__Work item__
A full, word-for-word copy of the listing below is needed; leave the images out of it.

__Listed records__
"""

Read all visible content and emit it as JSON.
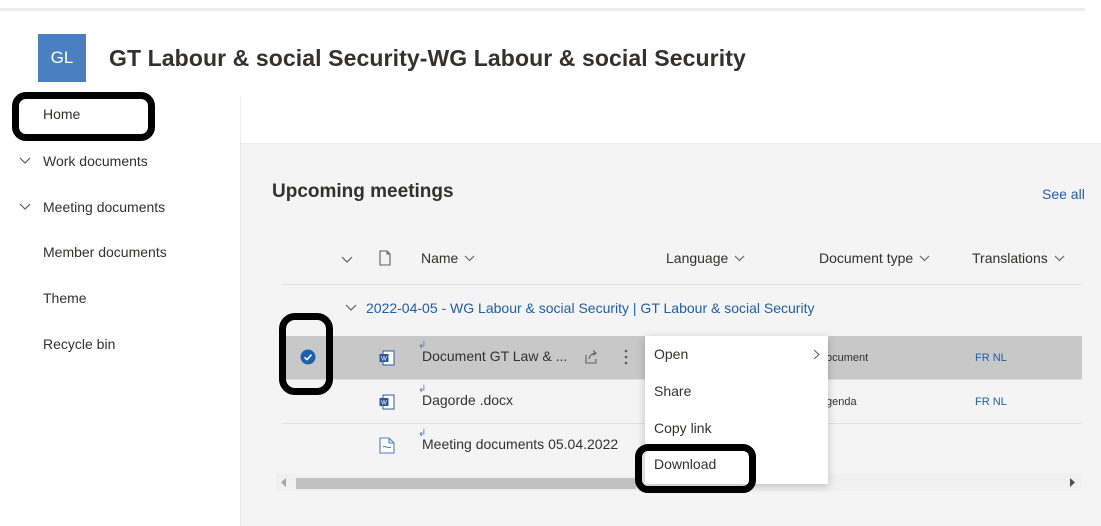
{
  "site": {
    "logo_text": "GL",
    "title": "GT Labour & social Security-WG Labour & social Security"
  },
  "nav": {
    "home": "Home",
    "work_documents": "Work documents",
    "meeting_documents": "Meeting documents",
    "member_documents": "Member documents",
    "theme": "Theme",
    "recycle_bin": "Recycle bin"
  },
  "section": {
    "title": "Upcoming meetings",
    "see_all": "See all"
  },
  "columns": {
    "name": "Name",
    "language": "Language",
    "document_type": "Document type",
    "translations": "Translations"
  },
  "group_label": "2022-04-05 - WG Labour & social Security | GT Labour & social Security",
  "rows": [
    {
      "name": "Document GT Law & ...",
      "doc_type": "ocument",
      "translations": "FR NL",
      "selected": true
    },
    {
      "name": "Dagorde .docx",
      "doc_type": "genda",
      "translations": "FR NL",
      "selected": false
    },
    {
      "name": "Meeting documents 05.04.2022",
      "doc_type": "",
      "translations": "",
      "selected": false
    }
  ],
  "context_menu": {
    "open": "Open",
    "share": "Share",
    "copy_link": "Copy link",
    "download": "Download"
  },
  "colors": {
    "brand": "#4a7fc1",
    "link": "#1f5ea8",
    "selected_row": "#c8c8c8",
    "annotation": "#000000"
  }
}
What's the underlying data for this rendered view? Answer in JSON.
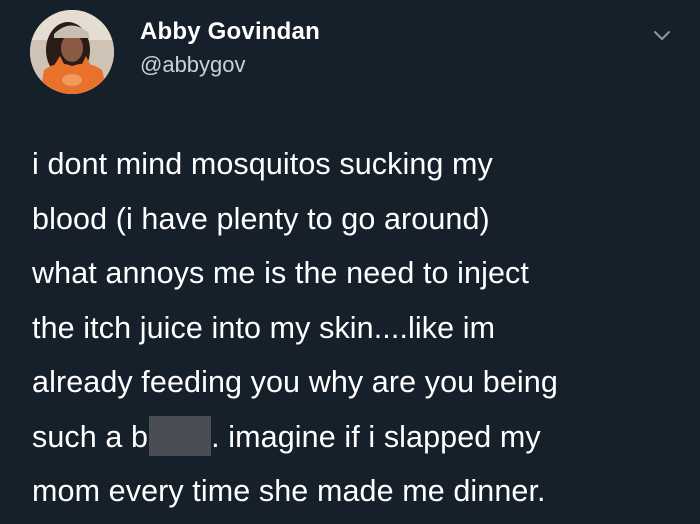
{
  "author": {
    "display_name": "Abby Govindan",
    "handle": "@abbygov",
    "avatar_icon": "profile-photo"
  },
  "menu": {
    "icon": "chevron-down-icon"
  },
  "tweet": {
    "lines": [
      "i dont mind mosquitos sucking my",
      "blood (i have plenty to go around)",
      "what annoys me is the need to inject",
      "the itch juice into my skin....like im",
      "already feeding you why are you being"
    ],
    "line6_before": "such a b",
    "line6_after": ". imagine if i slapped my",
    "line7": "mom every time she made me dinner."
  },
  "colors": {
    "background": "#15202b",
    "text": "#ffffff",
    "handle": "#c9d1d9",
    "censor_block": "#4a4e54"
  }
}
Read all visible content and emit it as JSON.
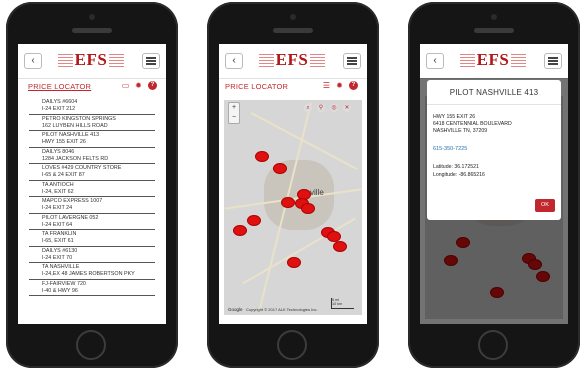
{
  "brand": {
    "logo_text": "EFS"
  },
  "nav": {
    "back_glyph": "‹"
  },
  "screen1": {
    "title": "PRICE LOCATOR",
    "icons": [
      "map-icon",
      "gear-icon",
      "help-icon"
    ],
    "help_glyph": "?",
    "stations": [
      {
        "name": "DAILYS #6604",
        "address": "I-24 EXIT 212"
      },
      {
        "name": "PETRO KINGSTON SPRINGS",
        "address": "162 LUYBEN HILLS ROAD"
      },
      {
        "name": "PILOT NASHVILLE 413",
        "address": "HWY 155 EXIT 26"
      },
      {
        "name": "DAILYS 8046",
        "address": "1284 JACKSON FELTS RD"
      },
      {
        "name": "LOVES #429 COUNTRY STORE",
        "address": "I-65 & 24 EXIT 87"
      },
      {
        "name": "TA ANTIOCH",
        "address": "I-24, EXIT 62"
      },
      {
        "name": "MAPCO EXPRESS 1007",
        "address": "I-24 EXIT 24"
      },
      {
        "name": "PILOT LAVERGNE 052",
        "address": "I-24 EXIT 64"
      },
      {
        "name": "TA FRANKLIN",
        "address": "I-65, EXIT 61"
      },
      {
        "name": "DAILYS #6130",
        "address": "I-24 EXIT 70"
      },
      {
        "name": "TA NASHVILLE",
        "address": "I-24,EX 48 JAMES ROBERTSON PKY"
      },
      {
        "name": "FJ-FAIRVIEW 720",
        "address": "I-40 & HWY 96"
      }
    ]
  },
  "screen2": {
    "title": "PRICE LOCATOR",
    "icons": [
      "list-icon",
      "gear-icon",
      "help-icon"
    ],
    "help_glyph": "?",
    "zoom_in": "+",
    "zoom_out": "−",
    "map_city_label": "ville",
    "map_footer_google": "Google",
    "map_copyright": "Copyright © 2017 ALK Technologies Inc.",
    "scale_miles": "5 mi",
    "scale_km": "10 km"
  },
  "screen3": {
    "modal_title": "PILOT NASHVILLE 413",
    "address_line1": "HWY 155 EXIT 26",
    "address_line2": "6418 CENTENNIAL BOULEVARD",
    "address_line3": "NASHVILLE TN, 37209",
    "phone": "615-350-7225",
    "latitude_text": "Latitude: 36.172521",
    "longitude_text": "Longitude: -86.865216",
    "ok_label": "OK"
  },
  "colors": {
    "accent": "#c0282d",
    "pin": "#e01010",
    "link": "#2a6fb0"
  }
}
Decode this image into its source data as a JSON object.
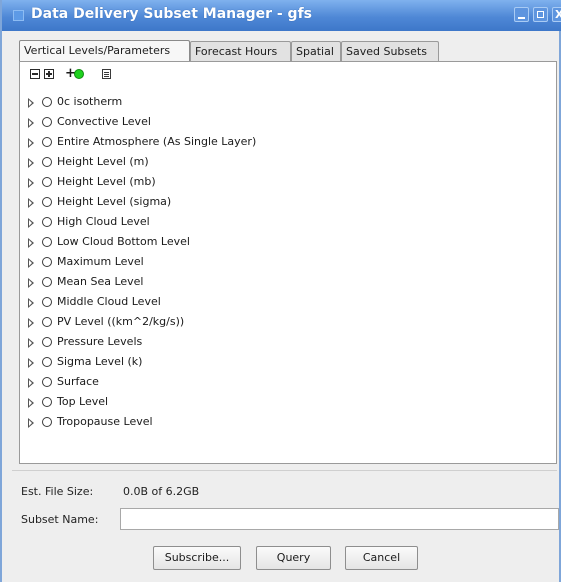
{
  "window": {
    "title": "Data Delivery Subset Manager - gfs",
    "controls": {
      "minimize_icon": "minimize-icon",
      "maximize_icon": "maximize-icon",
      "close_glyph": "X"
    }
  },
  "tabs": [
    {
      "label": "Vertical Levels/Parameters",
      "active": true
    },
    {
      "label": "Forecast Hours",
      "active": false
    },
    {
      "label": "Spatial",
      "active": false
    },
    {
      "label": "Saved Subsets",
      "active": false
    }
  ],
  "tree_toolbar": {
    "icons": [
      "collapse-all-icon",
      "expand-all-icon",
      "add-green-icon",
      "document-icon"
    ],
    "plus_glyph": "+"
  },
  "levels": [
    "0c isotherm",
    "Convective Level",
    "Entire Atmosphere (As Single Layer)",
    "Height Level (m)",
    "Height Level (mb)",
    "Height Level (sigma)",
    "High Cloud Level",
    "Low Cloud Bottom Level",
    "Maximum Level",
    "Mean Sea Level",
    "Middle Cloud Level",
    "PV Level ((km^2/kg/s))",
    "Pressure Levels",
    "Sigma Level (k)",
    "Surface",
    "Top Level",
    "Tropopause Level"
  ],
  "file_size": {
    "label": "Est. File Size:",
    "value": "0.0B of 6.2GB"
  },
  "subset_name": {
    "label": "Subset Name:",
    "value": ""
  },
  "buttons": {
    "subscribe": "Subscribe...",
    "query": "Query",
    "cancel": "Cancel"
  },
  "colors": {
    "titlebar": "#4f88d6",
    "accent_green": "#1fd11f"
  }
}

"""

__Exercise answer__
Read all visible content and emit it as JSON.
{
  "site": {
    "logo_text": "GL",
    "title": "GT Labour & social Security-WG Labour & social Security"
  },
  "nav": {
    "home": "Home",
    "work_documents": "Work documents",
    "meeting_documents": "Meeting documents",
    "member_documents": "Member documents",
    "theme": "Theme",
    "recycle_bin": "Recycle bin"
  },
  "section": {
    "title": "Upcoming meetings",
    "see_all": "See all"
  },
  "columns": {
    "name": "Name",
    "language": "Language",
    "document_type": "Document type",
    "translations": "Translations"
  },
  "group_label": "2022-04-05 - WG Labour & social Security | GT Labour & social Security",
  "rows": [
    {
      "name": "Document GT Law & ...",
      "doc_type": "ocument",
      "translations": "FR NL",
      "selected": true
    },
    {
      "name": "Dagorde .docx",
      "doc_type": "genda",
      "translations": "FR NL",
      "selected": false
    },
    {
      "name": "Meeting documents 05.04.2022",
      "doc_type": "",
      "translations": "",
      "selected": false
    }
  ],
  "context_menu": {
    "open": "Open",
    "share": "Share",
    "copy_link": "Copy link",
    "download": "Download"
  },
  "colors": {
    "brand": "#4a7fc1",
    "link": "#1f5ea8",
    "selected_row": "#c8c8c8",
    "annotation": "#000000"
  }
}
What's the underlying data for this rendered view? Answer in JSON.
{
  "author": {
    "display_name": "Abby Govindan",
    "handle": "@abbygov",
    "avatar_icon": "profile-photo"
  },
  "menu": {
    "icon": "chevron-down-icon"
  },
  "tweet": {
    "lines": [
      "i dont mind mosquitos sucking my",
      "blood (i have plenty to go around)",
      "what annoys me is the need to inject",
      "the itch juice into my skin....like im",
      "already feeding you why are you being"
    ],
    "line6_before": "such a b",
    "line6_after": ". imagine if i slapped my",
    "line7": "mom every time she made me dinner."
  },
  "colors": {
    "background": "#15202b",
    "text": "#ffffff",
    "handle": "#c9d1d9",
    "censor_block": "#4a4e54"
  }
}
Read all visible content and emit it as JSON.
{
  "brand": {
    "logo_text": "EFS"
  },
  "nav": {
    "back_glyph": "‹"
  },
  "screen1": {
    "title": "PRICE LOCATOR",
    "icons": [
      "map-icon",
      "gear-icon",
      "help-icon"
    ],
    "help_glyph": "?",
    "stations": [
      {
        "name": "DAILYS #6604",
        "address": "I-24 EXIT 212"
      },
      {
        "name": "PETRO KINGSTON SPRINGS",
        "address": "162 LUYBEN HILLS ROAD"
      },
      {
        "name": "PILOT NASHVILLE 413",
        "address": "HWY 155 EXIT 26"
      },
      {
        "name": "DAILYS 8046",
        "address": "1284 JACKSON FELTS RD"
      },
      {
        "name": "LOVES #429 COUNTRY STORE",
        "address": "I-65 & 24 EXIT 87"
      },
      {
        "name": "TA ANTIOCH",
        "address": "I-24, EXIT 62"
      },
      {
        "name": "MAPCO EXPRESS 1007",
        "address": "I-24 EXIT 24"
      },
      {
        "name": "PILOT LAVERGNE 052",
        "address": "I-24 EXIT 64"
      },
      {
        "name": "TA FRANKLIN",
        "address": "I-65, EXIT 61"
      },
      {
        "name": "DAILYS #6130",
        "address": "I-24 EXIT 70"
      },
      {
        "name": "TA NASHVILLE",
        "address": "I-24,EX 48 JAMES ROBERTSON PKY"
      },
      {
        "name": "FJ-FAIRVIEW 720",
        "address": "I-40 & HWY 96"
      }
    ]
  },
  "screen2": {
    "title": "PRICE LOCATOR",
    "icons": [
      "list-icon",
      "gear-icon",
      "help-icon"
    ],
    "help_glyph": "?",
    "zoom_in": "+",
    "zoom_out": "−",
    "map_city_label": "ville",
    "map_footer_google": "Google",
    "map_copyright": "Copyright © 2017 ALK Technologies Inc.",
    "scale_miles": "5 mi",
    "scale_km": "10 km"
  },
  "screen3": {
    "modal_title": "PILOT NASHVILLE 413",
    "address_line1": "HWY 155 EXIT 26",
    "address_line2": "6418 CENTENNIAL BOULEVARD",
    "address_line3": "NASHVILLE TN, 37209",
    "phone": "615-350-7225",
    "latitude_text": "Latitude: 36.172521",
    "longitude_text": "Longitude: -86.865216",
    "ok_label": "OK"
  },
  "colors": {
    "accent": "#c0282d",
    "pin": "#e01010",
    "link": "#2a6fb0"
  }
}
Decode this image into its source data as a JSON object.
{
  "window": {
    "title": "Data Delivery Subset Manager - gfs",
    "controls": {
      "minimize_icon": "minimize-icon",
      "maximize_icon": "maximize-icon",
      "close_glyph": "X"
    }
  },
  "tabs": [
    {
      "label": "Vertical Levels/Parameters",
      "active": true
    },
    {
      "label": "Forecast Hours",
      "active": false
    },
    {
      "label": "Spatial",
      "active": false
    },
    {
      "label": "Saved Subsets",
      "active": false
    }
  ],
  "tree_toolbar": {
    "icons": [
      "collapse-all-icon",
      "expand-all-icon",
      "add-green-icon",
      "document-icon"
    ],
    "plus_glyph": "+"
  },
  "levels": [
    "0c isotherm",
    "Convective Level",
    "Entire Atmosphere (As Single Layer)",
    "Height Level (m)",
    "Height Level (mb)",
    "Height Level (sigma)",
    "High Cloud Level",
    "Low Cloud Bottom Level",
    "Maximum Level",
    "Mean Sea Level",
    "Middle Cloud Level",
    "PV Level ((km^2/kg/s))",
    "Pressure Levels",
    "Sigma Level (k)",
    "Surface",
    "Top Level",
    "Tropopause Level"
  ],
  "file_size": {
    "label": "Est. File Size:",
    "value": "0.0B of 6.2GB"
  },
  "subset_name": {
    "label": "Subset Name:",
    "value": ""
  },
  "buttons": {
    "subscribe": "Subscribe...",
    "query": "Query",
    "cancel": "Cancel"
  },
  "colors": {
    "titlebar": "#4f88d6",
    "accent_green": "#1fd11f"
  }
}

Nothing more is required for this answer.